  14. @SC, Thanks, I’d always wondered. And you’ve confirmed my suspicion that squirrels are much, much more wicked than sauropods. Sauropods, after all, don’t eat my crocus bulbs

  15. Eddie Janssen

    Paul, a question: If all the sediments were laid down in 12 months where did all that stuff come from?

  16. @Eddie Janssen,

    1) You are using uniformitarian presuppositions
    2) Consider the erosion caused by all that water
    3) We are told of the opening of the fountains of the deep.Think how much stuff that would have stirred up?
    4) We know that the Flood was related to accelerated tectonics hence the subsequent raising of mountains above original flood level. This rapid orogeny would surely have led to equally rapid erosion.

    So where’s the problem?

  17. Eddie Janssen

    But that means that the waters of the deep would have stirred up the just neatly laid down sediments.

  18. @Eddie Janssen, If that’s what Genesis requires, that must indeed be what happened

  19. The fact that the Bible doesn’t have a hint about fossils or extinctions – it seems to be saying that care was taken so that there were no extinctions –
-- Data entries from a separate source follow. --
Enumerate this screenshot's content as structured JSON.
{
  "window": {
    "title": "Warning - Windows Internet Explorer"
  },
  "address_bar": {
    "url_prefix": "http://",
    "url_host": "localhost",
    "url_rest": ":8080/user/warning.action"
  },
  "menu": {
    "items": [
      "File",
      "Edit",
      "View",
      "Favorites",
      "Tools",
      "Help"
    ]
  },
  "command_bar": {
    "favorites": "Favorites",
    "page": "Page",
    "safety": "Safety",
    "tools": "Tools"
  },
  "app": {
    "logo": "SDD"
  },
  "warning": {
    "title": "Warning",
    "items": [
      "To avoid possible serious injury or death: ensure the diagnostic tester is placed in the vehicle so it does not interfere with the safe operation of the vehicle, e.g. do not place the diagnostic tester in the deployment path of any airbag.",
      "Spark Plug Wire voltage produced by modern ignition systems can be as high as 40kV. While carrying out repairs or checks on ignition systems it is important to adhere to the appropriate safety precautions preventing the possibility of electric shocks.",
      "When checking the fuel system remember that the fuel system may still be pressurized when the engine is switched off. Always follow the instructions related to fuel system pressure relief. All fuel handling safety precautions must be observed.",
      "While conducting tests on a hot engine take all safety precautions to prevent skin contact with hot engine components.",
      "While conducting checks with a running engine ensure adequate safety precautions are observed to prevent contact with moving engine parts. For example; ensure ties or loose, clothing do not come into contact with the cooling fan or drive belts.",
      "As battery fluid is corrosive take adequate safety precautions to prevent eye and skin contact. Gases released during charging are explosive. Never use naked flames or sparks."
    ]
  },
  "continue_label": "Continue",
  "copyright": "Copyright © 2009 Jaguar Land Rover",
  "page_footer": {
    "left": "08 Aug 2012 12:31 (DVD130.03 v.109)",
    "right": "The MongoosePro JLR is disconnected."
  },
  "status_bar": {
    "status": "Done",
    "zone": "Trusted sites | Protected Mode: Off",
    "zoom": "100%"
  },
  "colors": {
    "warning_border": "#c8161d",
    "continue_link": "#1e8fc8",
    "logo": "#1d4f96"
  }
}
  20. Tuttut, TomS, with “it seems to be saying” you are interpreting god’s word to fit your materialist prejudices. That can’t be right. Accept the Bible as explained by Ol’Hambo! Never forget that he is “the ayatollah of Appalachia, the world’s holiest man who knows more about religion and science than everyone else”. He knows what the Bible says; what you think it seems to be saying is self-delusion at best (unless approved by Ol’Hambo).